-One 125 ml graduated cylinder
-One 250 ml beaker
-Two 100 ml beakers
-Wax crayon or permanent marker
-Pen or pencil
- Using a clean, dry test tube, add 5 mL of 0.1 M aqueous sodium bromide (NaBr) solution.
- To this solution, add 5 drops of 30% hydrogen peroxide (H2O2) solution.
- Observe the contents of the test tube for the development of a white precipitate. Record your observations in your lab notebook.
- Repeat steps 1-3 using 10 mL of 0.1 M aqueous sodium bromide (NaBr) solution and 10 drops of 30% hydrogen peroxide (H2O2) solution. Record your observations in your lab notebook.
Data and Observations
When 50 mL of 0.1 M hydrochloric acid is mixed with 50 mL of 0.1 M sodium hydroxide, a clear, colorless solution is formed.
In order to determine the reactions at a and c, we need to know the data and observations that were made during the experiment. This information will help us understand what happened during the experiment and why the results were observed.
When 5.0 grams of sodium metal is added to 5.0 mL of water, the temperature of the water increases from room temperature (22.0 degrees Celsius) to 30.0 degrees Celsius.
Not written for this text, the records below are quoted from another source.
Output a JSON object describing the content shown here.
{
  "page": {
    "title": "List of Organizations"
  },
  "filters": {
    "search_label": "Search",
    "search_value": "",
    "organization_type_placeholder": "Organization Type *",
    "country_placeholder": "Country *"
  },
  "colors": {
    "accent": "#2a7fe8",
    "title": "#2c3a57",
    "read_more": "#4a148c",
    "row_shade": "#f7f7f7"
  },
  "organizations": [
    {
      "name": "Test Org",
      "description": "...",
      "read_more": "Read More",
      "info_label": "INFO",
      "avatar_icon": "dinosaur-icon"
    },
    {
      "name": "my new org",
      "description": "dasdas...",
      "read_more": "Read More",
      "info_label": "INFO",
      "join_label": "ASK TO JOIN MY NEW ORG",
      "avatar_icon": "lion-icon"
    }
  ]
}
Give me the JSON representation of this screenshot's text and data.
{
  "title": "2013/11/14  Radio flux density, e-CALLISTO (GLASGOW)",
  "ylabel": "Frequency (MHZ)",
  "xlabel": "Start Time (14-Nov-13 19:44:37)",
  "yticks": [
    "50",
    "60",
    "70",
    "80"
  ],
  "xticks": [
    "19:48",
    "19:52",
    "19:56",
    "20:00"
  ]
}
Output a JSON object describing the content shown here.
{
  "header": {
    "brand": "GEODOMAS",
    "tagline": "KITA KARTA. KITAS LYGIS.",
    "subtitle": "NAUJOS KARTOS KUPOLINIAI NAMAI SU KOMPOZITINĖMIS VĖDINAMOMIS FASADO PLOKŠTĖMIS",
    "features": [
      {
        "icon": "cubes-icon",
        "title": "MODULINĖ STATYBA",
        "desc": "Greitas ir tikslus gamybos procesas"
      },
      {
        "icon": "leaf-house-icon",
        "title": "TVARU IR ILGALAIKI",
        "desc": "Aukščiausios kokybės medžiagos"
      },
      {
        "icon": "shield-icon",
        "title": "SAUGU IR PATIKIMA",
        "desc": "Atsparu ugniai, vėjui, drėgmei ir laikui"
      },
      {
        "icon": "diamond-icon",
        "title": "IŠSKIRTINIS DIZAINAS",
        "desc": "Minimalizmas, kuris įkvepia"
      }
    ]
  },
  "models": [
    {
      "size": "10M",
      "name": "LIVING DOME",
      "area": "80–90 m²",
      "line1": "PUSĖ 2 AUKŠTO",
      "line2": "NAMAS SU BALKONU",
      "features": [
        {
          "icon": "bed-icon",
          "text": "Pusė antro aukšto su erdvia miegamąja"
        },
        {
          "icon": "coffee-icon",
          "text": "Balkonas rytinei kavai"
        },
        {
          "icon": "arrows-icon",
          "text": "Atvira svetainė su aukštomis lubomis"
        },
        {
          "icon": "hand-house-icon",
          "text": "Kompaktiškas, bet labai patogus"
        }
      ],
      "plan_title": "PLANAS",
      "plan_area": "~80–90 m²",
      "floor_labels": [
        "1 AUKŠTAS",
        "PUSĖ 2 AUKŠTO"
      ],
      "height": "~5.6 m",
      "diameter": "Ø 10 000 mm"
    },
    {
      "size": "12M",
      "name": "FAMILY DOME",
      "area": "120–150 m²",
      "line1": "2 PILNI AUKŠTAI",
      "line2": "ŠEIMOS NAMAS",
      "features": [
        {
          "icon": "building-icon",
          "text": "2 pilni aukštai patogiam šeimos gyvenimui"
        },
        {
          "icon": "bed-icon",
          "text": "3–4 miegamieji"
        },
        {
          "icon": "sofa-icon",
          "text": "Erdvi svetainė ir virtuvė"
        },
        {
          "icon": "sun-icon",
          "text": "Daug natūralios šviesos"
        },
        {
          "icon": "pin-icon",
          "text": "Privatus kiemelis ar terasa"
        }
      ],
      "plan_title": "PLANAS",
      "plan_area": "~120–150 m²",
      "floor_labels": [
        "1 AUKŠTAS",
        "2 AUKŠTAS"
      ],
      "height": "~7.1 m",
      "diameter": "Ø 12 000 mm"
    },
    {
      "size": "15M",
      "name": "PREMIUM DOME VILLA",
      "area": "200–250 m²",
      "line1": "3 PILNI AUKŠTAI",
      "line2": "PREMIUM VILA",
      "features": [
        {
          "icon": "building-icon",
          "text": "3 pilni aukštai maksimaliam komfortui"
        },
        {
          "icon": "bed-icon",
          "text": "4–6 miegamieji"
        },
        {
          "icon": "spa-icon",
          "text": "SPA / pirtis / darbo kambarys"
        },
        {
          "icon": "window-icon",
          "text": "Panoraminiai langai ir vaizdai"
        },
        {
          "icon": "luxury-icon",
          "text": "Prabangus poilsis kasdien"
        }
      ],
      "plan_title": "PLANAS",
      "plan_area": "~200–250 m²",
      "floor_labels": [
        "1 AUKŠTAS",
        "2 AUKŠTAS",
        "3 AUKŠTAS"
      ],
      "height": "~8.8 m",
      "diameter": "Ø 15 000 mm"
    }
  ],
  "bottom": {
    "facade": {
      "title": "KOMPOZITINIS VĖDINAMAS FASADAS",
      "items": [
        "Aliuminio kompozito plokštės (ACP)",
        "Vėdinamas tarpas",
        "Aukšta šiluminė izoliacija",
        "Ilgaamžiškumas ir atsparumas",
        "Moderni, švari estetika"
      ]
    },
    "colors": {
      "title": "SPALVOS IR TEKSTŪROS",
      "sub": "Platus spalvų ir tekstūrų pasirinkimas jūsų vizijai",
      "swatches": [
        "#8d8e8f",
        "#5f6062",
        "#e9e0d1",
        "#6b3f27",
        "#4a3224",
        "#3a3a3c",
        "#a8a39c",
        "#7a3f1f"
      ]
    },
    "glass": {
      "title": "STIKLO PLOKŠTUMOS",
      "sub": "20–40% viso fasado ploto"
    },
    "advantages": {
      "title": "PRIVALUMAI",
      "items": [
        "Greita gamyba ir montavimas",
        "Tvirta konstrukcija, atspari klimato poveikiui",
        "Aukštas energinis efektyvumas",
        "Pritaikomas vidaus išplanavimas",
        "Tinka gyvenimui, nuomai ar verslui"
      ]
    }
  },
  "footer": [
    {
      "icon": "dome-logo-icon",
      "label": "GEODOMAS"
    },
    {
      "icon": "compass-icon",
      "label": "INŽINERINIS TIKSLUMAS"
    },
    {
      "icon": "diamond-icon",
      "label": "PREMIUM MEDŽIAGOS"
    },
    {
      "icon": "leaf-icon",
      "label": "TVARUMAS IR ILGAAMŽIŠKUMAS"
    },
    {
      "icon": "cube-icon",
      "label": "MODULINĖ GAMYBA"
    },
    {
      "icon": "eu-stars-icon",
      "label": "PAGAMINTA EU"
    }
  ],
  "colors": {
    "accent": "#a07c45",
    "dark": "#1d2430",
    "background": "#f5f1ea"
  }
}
A hot, violent reaction takes place as the sodium metal begins to produce hydrogen gas and heat. The evolved hydrogen gas collects in the graduated cylinder above the water line. After all of the sodium has reacted, the temperature of the solution stabilizes at 30.0 degrees Celsius and no further reaction appears to take place.
Analysis and Conclusion
The given equation is not balanced. In order to balance the equation, we must determine what the missing reactant is and what the products are. We can then find the balanced equation and calculate the amounts of each reactant and product.
In order to determine the reactions at a and c, we must first know the values of a and b. In this case, a is 5 and b is 30.
We can use the quadratic equation to solve for c.
c = (-5 +/- sqrt(5^2 – 4(5)(30)))/2(5)
c = (-5 +/- sqrt(25 – 600))/10
c = (-5 +/- sqrt(-575))/10
Since we cannot take the square root of a negative number, there is no real solution for c. This means that the reactions at a and c cannot be determined.
Based on the information gathered, it can be concluded that light roasts have a slightly higher concentration of caffeine than dark roasts. The perfect roast is a personal choice that is sometimes influenced by national preference or geographic location. Within the four color categories, you are likely to find common roasts as listed below. It’s a good idea to ask before you buy. There can be a world of difference between roasts.